§ **What you are asked to do**
Reproduce every entry exactly as given.

Stored dataset items:

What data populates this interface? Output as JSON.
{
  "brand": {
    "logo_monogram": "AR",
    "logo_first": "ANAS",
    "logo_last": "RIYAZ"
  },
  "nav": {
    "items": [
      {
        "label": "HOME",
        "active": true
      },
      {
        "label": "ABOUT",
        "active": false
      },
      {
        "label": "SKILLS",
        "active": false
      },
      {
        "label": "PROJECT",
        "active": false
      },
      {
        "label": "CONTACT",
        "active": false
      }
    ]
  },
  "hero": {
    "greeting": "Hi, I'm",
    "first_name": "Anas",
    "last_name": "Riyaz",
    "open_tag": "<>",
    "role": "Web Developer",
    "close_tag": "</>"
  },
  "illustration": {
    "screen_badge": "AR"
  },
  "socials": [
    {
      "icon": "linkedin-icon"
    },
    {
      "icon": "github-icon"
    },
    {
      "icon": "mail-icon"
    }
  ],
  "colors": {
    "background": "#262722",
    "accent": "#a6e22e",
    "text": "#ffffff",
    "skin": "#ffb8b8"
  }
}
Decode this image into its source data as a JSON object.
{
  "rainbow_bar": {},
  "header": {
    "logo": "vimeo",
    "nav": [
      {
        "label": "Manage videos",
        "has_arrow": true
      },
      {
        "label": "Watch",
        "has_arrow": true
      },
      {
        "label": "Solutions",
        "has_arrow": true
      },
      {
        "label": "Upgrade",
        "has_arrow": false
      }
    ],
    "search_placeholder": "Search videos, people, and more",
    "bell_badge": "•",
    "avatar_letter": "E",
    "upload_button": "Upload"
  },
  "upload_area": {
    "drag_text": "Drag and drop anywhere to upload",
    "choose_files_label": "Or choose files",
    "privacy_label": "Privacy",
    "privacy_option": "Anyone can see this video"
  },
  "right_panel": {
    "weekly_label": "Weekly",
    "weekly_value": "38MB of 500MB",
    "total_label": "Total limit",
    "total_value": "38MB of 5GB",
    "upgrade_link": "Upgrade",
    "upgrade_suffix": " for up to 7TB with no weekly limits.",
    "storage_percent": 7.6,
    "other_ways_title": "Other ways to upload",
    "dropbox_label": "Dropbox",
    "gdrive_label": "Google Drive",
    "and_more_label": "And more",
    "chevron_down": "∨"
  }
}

§ **Response**
What data populates this interface? Output as JSON.
{
  "brand": {
    "logo_monogram": "AR",
    "logo_first": "ANAS",
    "logo_last": "RIYAZ"
  },
  "nav": {
    "items": [
      {
        "label": "HOME",
        "active": true
      },
      {
        "label": "ABOUT",
        "active": false
      },
      {
        "label": "SKILLS",
        "active": false
      },
      {
        "label": "PROJECT",
        "active": false
      },
      {
        "label": "CONTACT",
        "active": false
      }
    ]
  },
  "hero": {
    "greeting": "Hi, I'm",
    "first_name": "Anas",
    "last_name": "Riyaz",
    "open_tag": "<>",
    "role": "Web Developer",
    "close_tag": "</>"
  },
  "illustration": {
    "screen_badge": "AR"
  },
  "socials": [
    {
      "icon": "linkedin-icon"
    },
    {
      "icon": "github-icon"
    },
    {
      "icon": "mail-icon"
    }
  ],
  "colors": {
    "background": "#262722",
    "accent": "#a6e22e",
    "text": "#ffffff",
    "skin": "#ffb8b8"
  }
}
Decode this image into its source data as a JSON object.
{
  "rainbow_bar": {},
  "header": {
    "logo": "vimeo",
    "nav": [
      {
        "label": "Manage videos",
        "has_arrow": true
      },
      {
        "label": "Watch",
        "has_arrow": true
      },
      {
        "label": "Solutions",
        "has_arrow": true
      },
      {
        "label": "Upgrade",
        "has_arrow": false
      }
    ],
    "search_placeholder": "Search videos, people, and more",
    "bell_badge": "•",
    "avatar_letter": "E",
    "upload_button": "Upload"
  },
  "upload_area": {
    "drag_text": "Drag and drop anywhere to upload",
    "choose_files_label": "Or choose files",
    "privacy_label": "Privacy",
    "privacy_option": "Anyone can see this video"
  },
  "right_panel": {
    "weekly_label": "Weekly",
    "weekly_value": "38MB of 500MB",
    "total_label": "Total limit",
    "total_value": "38MB of 5GB",
    "upgrade_link": "Upgrade",
    "upgrade_suffix": " for up to 7TB with no weekly limits.",
    "storage_percent": 7.6,
    "other_ways_title": "Other ways to upload",
    "dropbox_label": "Dropbox",
    "gdrive_label": "Google Drive",
    "and_more_label": "And more",
    "chevron_down": "∨"
  }
}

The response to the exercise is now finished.